The medical community has had mixed reactions to the idea of the obesity paradox. Many physicians and scientists are skeptical because the findings go against what is expected from the normal population. Researchers at the University of Texas School of Public Health and Baylor Medical College reviewed many published reports of the obesity paradox and came up with six reasons to explain the findings -- and possibly to be skeptical of them [source: Habbu].
- The numbers of people studied in the reports of the obesity paradox were generally small. Therefore, do these results apply or hold in much larger populations?
- The statistical techniques show associations between factors, but not cause-and-effect conclusions. So, the results may or may not be real.
- In many studies, congestive heart failure was diagnosed from clinical symptoms (difficulty breathing, swelling in extremities) instead of from laboratory tests (like echocardiography, cardiopulmonary testing, cardiac catheterization).
- These clinical criteria to diagnose congestive heart failure have not been validated in obese populations and may not be applicable.

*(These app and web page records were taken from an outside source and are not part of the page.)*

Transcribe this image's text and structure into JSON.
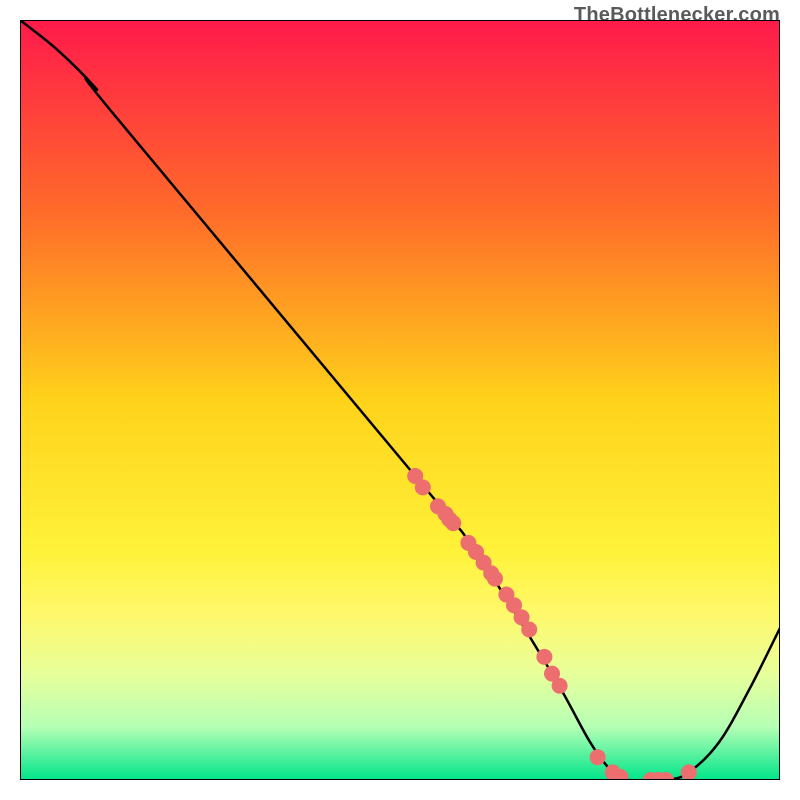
{
  "attribution": "TheBottlenecker.com",
  "chart_data": {
    "type": "line",
    "title": "",
    "xlabel": "",
    "ylabel": "",
    "xlim": [
      0,
      100
    ],
    "ylim": [
      0,
      100
    ],
    "gradient_stops": [
      {
        "offset": 0,
        "color": "#ff1a4b"
      },
      {
        "offset": 25,
        "color": "#ff6a2a"
      },
      {
        "offset": 50,
        "color": "#ffd21a"
      },
      {
        "offset": 70,
        "color": "#fff23a"
      },
      {
        "offset": 78,
        "color": "#fff86a"
      },
      {
        "offset": 86,
        "color": "#e8ff9a"
      },
      {
        "offset": 93,
        "color": "#b5ffb5"
      },
      {
        "offset": 100,
        "color": "#00e58a"
      }
    ],
    "series": [
      {
        "name": "curve",
        "color": "#000000",
        "points": [
          {
            "x": 0,
            "y": 100
          },
          {
            "x": 5,
            "y": 96
          },
          {
            "x": 10,
            "y": 91
          },
          {
            "x": 12,
            "y": 88
          },
          {
            "x": 52,
            "y": 40
          },
          {
            "x": 60,
            "y": 30
          },
          {
            "x": 70,
            "y": 14
          },
          {
            "x": 75,
            "y": 5
          },
          {
            "x": 78,
            "y": 1
          },
          {
            "x": 80,
            "y": 0
          },
          {
            "x": 85,
            "y": 0
          },
          {
            "x": 88,
            "y": 1
          },
          {
            "x": 92,
            "y": 5
          },
          {
            "x": 96,
            "y": 12
          },
          {
            "x": 100,
            "y": 20
          }
        ]
      }
    ],
    "markers": {
      "color": "#ec6e6e",
      "radius": 8,
      "points": [
        {
          "x": 52,
          "y": 40
        },
        {
          "x": 53,
          "y": 38.5
        },
        {
          "x": 55,
          "y": 36
        },
        {
          "x": 56,
          "y": 35
        },
        {
          "x": 56.5,
          "y": 34.3
        },
        {
          "x": 57,
          "y": 33.8
        },
        {
          "x": 59,
          "y": 31.2
        },
        {
          "x": 60,
          "y": 30
        },
        {
          "x": 61,
          "y": 28.6
        },
        {
          "x": 62,
          "y": 27.2
        },
        {
          "x": 62.5,
          "y": 26.5
        },
        {
          "x": 64,
          "y": 24.4
        },
        {
          "x": 65,
          "y": 23
        },
        {
          "x": 66,
          "y": 21.4
        },
        {
          "x": 67,
          "y": 19.8
        },
        {
          "x": 69,
          "y": 16.2
        },
        {
          "x": 70,
          "y": 14
        },
        {
          "x": 71,
          "y": 12.4
        },
        {
          "x": 76,
          "y": 3
        },
        {
          "x": 78,
          "y": 1
        },
        {
          "x": 79,
          "y": 0.4
        },
        {
          "x": 83,
          "y": 0
        },
        {
          "x": 84,
          "y": 0
        },
        {
          "x": 85,
          "y": 0
        },
        {
          "x": 88,
          "y": 1
        }
      ]
    }
  }
}
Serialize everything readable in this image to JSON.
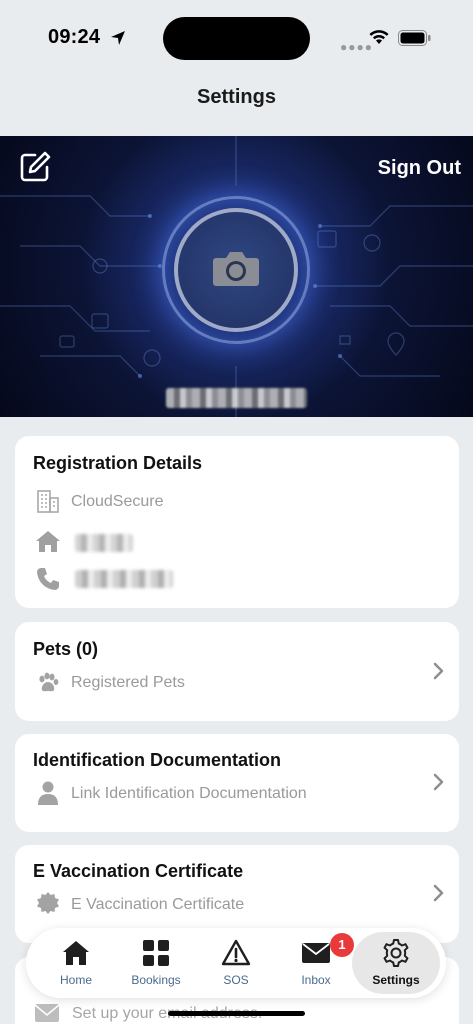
{
  "status_bar": {
    "time": "09:24"
  },
  "header": {
    "title": "Settings"
  },
  "profile": {
    "sign_out_label": "Sign Out"
  },
  "registration": {
    "title": "Registration Details",
    "company": "CloudSecure"
  },
  "pets": {
    "title": "Pets (0)",
    "subtitle": "Registered Pets"
  },
  "identification": {
    "title": "Identification Documentation",
    "subtitle": "Link Identification Documentation"
  },
  "vaccination": {
    "title": "E Vaccination Certificate",
    "subtitle": "E Vaccination Certificate"
  },
  "email_row": {
    "subtitle": "Set up your email address."
  },
  "tabs": [
    {
      "label": "Home",
      "icon": "home-icon"
    },
    {
      "label": "Bookings",
      "icon": "grid-icon"
    },
    {
      "label": "SOS",
      "icon": "warning-icon"
    },
    {
      "label": "Inbox",
      "icon": "mail-icon",
      "badge": "1"
    },
    {
      "label": "Settings",
      "icon": "gear-icon",
      "active": true
    }
  ],
  "colors": {
    "background": "#e9ecef",
    "badge": "#e83a3a",
    "tab_label": "#4a6b8c"
  }
}
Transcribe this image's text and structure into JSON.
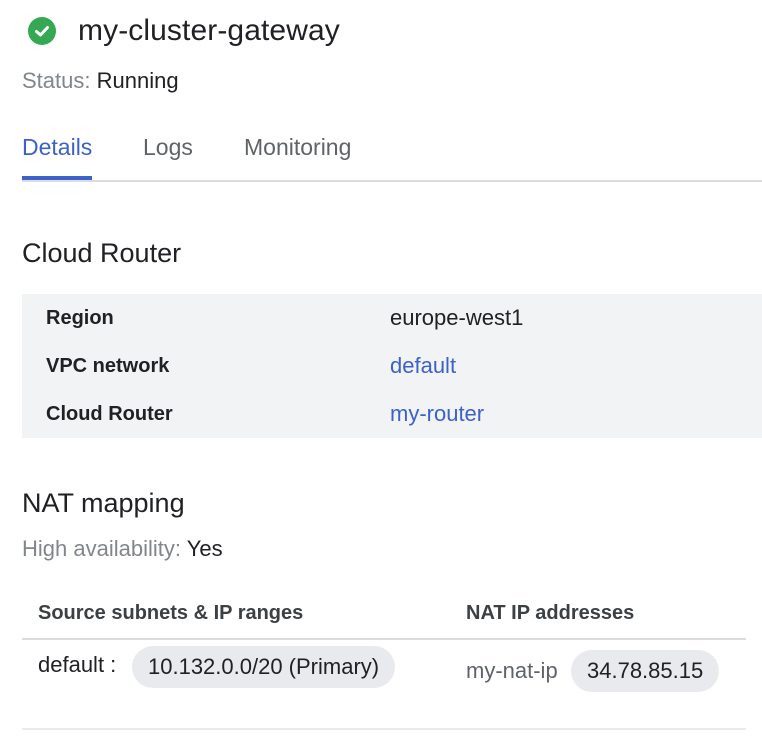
{
  "header": {
    "title": "my-cluster-gateway",
    "status_label": "Status:",
    "status_value": "Running",
    "status_color": "#34a853"
  },
  "tabs": [
    {
      "label": "Details",
      "active": true
    },
    {
      "label": "Logs",
      "active": false
    },
    {
      "label": "Monitoring",
      "active": false
    }
  ],
  "cloud_router": {
    "title": "Cloud Router",
    "rows": [
      {
        "key": "Region",
        "value": "europe-west1",
        "link": false
      },
      {
        "key": "VPC network",
        "value": "default",
        "link": true
      },
      {
        "key": "Cloud Router",
        "value": "my-router",
        "link": true
      }
    ]
  },
  "nat_mapping": {
    "title": "NAT mapping",
    "ha_label": "High availability:",
    "ha_value": "Yes",
    "columns": [
      "Source subnets & IP ranges",
      "NAT IP addresses"
    ],
    "rows": [
      {
        "subnet": "default :",
        "range": "10.132.0.0/20 (Primary)",
        "nat_name": "my-nat-ip",
        "nat_ip": "34.78.85.15"
      }
    ]
  },
  "colors": {
    "accent": "#3c62c9",
    "text": "#202124",
    "muted": "#80868b",
    "table_bg": "#f1f3f4",
    "chip_bg": "#e8eaed"
  }
}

- In some of the studies where lab tests were done, the obese patients had slightly better heart functions (pumping ability, oxygen delivery) than normal or underweight patients.
- Therefore, the obese patients may have been either slightly "healthier" with respect to CHF or in earlier stages of CHF than their normal/underweight counterparts. So obese survival rates were better.
- Again, obese patients could be "healthier" or in earlier stages of these chronic diseases. Chronic disease patients with low BMIs do not have low BMIs intentionally, but because of the nature of the wasting disease. None of the studies discriminated between intentional weight loss (from diet and exercise) and unintentional weight loss (from disease).
- Obese patients may have a better metabolic reserve than their normal/underweight counterparts.
- Few of the studies looked at extreme obesity (BMI more than 35). In some studies that did, the extremely obese did not have a greater chance of survival than the underweight. Therefore, the survival curves may be U-shaped. Normal and overweight patients would have better survival probabilities than those at the extremes -- underweight and extremely obese.
- Some recent studies have questioned whether BMI is the best way to categorize obesity. Maybe waist circumference or waist-to-hip circumference ratios may be better indicators of obesity. These criteria are based on observations that body fat stored in the waist is worse with respect to the risks of obesity than fat stored elsewhere. [source: Romero-Coral].
On the next page we'll learn about more explanations for and criticisms of the obesity paradox theory.